| TASK TO COMPLETE |
Send back all of the records, each one exactly as written.

────────────────────────────────────────

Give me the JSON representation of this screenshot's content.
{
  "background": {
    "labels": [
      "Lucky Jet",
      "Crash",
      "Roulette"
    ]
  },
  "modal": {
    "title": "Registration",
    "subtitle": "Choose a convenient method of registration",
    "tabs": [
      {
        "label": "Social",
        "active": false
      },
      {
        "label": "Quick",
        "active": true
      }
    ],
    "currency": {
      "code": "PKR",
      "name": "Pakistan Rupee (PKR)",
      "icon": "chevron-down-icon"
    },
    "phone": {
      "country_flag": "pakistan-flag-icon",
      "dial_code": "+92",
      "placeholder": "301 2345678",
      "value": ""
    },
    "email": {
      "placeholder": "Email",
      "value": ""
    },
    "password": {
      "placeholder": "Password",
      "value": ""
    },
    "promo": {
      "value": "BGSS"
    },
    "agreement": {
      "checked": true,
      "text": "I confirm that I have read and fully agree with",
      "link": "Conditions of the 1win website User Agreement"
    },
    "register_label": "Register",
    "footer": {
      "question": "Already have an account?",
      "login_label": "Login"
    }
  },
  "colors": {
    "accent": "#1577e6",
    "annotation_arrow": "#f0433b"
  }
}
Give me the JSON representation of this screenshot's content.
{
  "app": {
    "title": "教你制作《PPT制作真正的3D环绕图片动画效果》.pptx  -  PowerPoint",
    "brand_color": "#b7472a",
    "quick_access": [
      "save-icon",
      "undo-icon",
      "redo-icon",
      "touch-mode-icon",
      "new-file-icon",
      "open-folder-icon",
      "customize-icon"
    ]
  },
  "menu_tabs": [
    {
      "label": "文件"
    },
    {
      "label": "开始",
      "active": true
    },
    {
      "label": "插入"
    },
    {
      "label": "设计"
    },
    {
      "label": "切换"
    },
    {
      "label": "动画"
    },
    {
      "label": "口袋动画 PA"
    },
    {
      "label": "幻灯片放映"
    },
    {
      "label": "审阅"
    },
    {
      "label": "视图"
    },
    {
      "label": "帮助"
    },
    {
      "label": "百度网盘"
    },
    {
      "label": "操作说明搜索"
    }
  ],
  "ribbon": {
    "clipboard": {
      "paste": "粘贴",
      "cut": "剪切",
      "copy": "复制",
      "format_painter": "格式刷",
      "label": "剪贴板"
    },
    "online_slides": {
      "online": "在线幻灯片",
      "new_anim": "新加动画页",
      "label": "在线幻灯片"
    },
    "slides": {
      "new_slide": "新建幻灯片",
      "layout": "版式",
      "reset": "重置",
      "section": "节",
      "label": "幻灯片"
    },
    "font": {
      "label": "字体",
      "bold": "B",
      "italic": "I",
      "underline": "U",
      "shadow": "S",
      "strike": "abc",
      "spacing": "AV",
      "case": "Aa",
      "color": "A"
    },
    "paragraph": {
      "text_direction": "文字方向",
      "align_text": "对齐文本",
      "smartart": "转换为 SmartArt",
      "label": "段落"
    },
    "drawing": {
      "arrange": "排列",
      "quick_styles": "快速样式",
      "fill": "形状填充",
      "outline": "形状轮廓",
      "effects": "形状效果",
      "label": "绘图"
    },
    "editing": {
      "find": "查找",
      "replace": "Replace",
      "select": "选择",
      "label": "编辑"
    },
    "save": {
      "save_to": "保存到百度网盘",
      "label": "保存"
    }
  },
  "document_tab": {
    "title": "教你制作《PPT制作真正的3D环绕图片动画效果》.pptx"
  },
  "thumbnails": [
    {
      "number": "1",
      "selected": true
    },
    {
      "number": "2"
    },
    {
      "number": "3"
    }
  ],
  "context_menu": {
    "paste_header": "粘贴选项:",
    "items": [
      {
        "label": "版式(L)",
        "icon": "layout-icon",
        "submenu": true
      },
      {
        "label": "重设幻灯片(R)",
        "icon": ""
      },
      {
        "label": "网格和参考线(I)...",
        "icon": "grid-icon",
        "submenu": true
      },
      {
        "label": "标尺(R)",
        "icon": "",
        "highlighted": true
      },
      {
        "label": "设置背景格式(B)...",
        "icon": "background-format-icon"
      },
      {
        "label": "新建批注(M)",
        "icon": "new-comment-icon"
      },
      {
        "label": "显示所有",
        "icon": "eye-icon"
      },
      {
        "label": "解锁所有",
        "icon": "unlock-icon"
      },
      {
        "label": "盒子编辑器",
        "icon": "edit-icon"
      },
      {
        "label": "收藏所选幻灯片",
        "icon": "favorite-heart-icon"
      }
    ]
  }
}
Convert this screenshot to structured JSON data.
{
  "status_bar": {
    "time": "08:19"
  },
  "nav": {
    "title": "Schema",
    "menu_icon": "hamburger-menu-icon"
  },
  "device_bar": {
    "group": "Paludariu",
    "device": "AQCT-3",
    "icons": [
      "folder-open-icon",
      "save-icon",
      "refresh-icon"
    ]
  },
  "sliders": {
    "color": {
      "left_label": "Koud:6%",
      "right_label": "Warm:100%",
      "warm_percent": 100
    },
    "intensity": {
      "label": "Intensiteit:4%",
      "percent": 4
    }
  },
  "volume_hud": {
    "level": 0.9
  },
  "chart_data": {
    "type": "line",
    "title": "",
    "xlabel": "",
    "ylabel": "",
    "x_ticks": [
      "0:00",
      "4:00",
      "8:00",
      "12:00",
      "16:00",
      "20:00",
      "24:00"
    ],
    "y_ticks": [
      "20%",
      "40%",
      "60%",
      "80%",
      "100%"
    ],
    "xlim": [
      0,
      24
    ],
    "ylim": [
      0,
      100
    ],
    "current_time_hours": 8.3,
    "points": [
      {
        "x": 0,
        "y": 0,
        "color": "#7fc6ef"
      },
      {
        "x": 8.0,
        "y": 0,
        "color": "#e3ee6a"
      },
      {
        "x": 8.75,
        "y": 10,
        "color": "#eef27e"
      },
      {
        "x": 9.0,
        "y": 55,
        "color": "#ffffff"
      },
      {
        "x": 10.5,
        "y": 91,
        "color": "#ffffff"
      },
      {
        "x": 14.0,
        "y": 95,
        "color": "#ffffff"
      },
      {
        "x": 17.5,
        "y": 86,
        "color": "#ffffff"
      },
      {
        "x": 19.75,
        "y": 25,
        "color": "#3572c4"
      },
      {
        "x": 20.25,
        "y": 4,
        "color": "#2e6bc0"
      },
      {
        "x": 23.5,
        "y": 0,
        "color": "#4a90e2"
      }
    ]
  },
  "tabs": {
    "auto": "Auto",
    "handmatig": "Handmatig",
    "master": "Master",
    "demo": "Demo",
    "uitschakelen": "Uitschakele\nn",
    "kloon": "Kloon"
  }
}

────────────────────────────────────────

| ANSWER SPACE |
Give me the JSON representation of this screenshot's content.
{
  "background": {
    "labels": [
      "Lucky Jet",
      "Crash",
      "Roulette"
    ]
  },
  "modal": {
    "title": "Registration",
    "subtitle": "Choose a convenient method of registration",
    "tabs": [
      {
        "label": "Social",
        "active": false
      },
      {
        "label": "Quick",
        "active": true
      }
    ],
    "currency": {
      "code": "PKR",
      "name": "Pakistan Rupee (PKR)",
      "icon": "chevron-down-icon"
    },
    "phone": {
      "country_flag": "pakistan-flag-icon",
      "dial_code": "+92",
      "placeholder": "301 2345678",
      "value": ""
    },
    "email": {
      "placeholder": "Email",
      "value": ""
    },
    "password": {
      "placeholder": "Password",
      "value": ""
    },
    "promo": {
      "value": "BGSS"
    },
    "agreement": {
      "checked": true,
      "text": "I confirm that I have read and fully agree with",
      "link": "Conditions of the 1win website User Agreement"
    },
    "register_label": "Register",
    "footer": {
      "question": "Already have an account?",
      "login_label": "Login"
    }
  },
  "colors": {
    "accent": "#1577e6",
    "annotation_arrow": "#f0433b"
  }
}
Give me the JSON representation of this screenshot's content.
{
  "app": {
    "title": "教你制作《PPT制作真正的3D环绕图片动画效果》.pptx  -  PowerPoint",
    "brand_color": "#b7472a",
    "quick_access": [
      "save-icon",
      "undo-icon",
      "redo-icon",
      "touch-mode-icon",
      "new-file-icon",
      "open-folder-icon",
      "customize-icon"
    ]
  },
  "menu_tabs": [
    {
      "label": "文件"
    },
    {
      "label": "开始",
      "active": true
    },
    {
      "label": "插入"
    },
    {
      "label": "设计"
    },
    {
      "label": "切换"
    },
    {
      "label": "动画"
    },
    {
      "label": "口袋动画 PA"
    },
    {
      "label": "幻灯片放映"
    },
    {
      "label": "审阅"
    },
    {
      "label": "视图"
    },
    {
      "label": "帮助"
    },
    {
      "label": "百度网盘"
    },
    {
      "label": "操作说明搜索"
    }
  ],
  "ribbon": {
    "clipboard": {
      "paste": "粘贴",
      "cut": "剪切",
      "copy": "复制",
      "format_painter": "格式刷",
      "label": "剪贴板"
    },
    "online_slides": {
      "online": "在线幻灯片",
      "new_anim": "新加动画页",
      "label": "在线幻灯片"
    },
    "slides": {
      "new_slide": "新建幻灯片",
      "layout": "版式",
      "reset": "重置",
      "section": "节",
      "label": "幻灯片"
    },
    "font": {
      "label": "字体",
      "bold": "B",
      "italic": "I",
      "underline": "U",
      "shadow": "S",
      "strike": "abc",
      "spacing": "AV",
      "case": "Aa",
      "color": "A"
    },
    "paragraph": {
      "text_direction": "文字方向",
      "align_text": "对齐文本",
      "smartart": "转换为 SmartArt",
      "label": "段落"
    },
    "drawing": {
      "arrange": "排列",
      "quick_styles": "快速样式",
      "fill": "形状填充",
      "outline": "形状轮廓",
      "effects": "形状效果",
      "label": "绘图"
    },
    "editing": {
      "find": "查找",
      "replace": "Replace",
      "select": "选择",
      "label": "编辑"
    },
    "save": {
      "save_to": "保存到百度网盘",
      "label": "保存"
    }
  },
  "document_tab": {
    "title": "教你制作《PPT制作真正的3D环绕图片动画效果》.pptx"
  },
  "thumbnails": [
    {
      "number": "1",
      "selected": true
    },
    {
      "number": "2"
    },
    {
      "number": "3"
    }
  ],
  "context_menu": {
    "paste_header": "粘贴选项:",
    "items": [
      {
        "label": "版式(L)",
        "icon": "layout-icon",
        "submenu": true
      },
      {
        "label": "重设幻灯片(R)",
        "icon": ""
      },
      {
        "label": "网格和参考线(I)...",
        "icon": "grid-icon",
        "submenu": true
      },
      {
        "label": "标尺(R)",
        "icon": "",
        "highlighted": true
      },
      {
        "label": "设置背景格式(B)...",
        "icon": "background-format-icon"
      },
      {
        "label": "新建批注(M)",
        "icon": "new-comment-icon"
      },
      {
        "label": "显示所有",
        "icon": "eye-icon"
      },
      {
        "label": "解锁所有",
        "icon": "unlock-icon"
      },
      {
        "label": "盒子编辑器",
        "icon": "edit-icon"
      },
      {
        "label": "收藏所选幻灯片",
        "icon": "favorite-heart-icon"
      }
    ]
  }
}
Convert this screenshot to structured JSON data.
{
  "status_bar": {
    "time": "08:19"
  },
  "nav": {
    "title": "Schema",
    "menu_icon": "hamburger-menu-icon"
  },
  "device_bar": {
    "group": "Paludariu",
    "device": "AQCT-3",
    "icons": [
      "folder-open-icon",
      "save-icon",
      "refresh-icon"
    ]
  },
  "sliders": {
    "color": {
      "left_label": "Koud:6%",
      "right_label": "Warm:100%",
      "warm_percent": 100
    },
    "intensity": {
      "label": "Intensiteit:4%",
      "percent": 4
    }
  },
  "volume_hud": {
    "level": 0.9
  },
  "chart_data": {
    "type": "line",
    "title": "",
    "xlabel": "",
    "ylabel": "",
    "x_ticks": [
      "0:00",
      "4:00",
      "8:00",
      "12:00",
      "16:00",
      "20:00",
      "24:00"
    ],
    "y_ticks": [
      "20%",
      "40%",
      "60%",
      "80%",
      "100%"
    ],
    "xlim": [
      0,
      24
    ],
    "ylim": [
      0,
      100
    ],
    "current_time_hours": 8.3,
    "points": [
      {
        "x": 0,
        "y": 0,
        "color": "#7fc6ef"
      },
      {
        "x": 8.0,
        "y": 0,
        "color": "#e3ee6a"
      },
      {
        "x": 8.75,
        "y": 10,
        "color": "#eef27e"
      },
      {
        "x": 9.0,
        "y": 55,
        "color": "#ffffff"
      },
      {
        "x": 10.5,
        "y": 91,
        "color": "#ffffff"
      },
      {
        "x": 14.0,
        "y": 95,
        "color": "#ffffff"
      },
      {
        "x": 17.5,
        "y": 86,
        "color": "#ffffff"
      },
      {
        "x": 19.75,
        "y": 25,
        "color": "#3572c4"
      },
      {
        "x": 20.25,
        "y": 4,
        "color": "#2e6bc0"
      },
      {
        "x": 23.5,
        "y": 0,
        "color": "#4a90e2"
      }
    ]
  },
  "tabs": {
    "auto": "Auto",
    "handmatig": "Handmatig",
    "master": "Master",
    "demo": "Demo",
    "uitschakelen": "Uitschakele\nn",
    "kloon": "Kloon"
  }
}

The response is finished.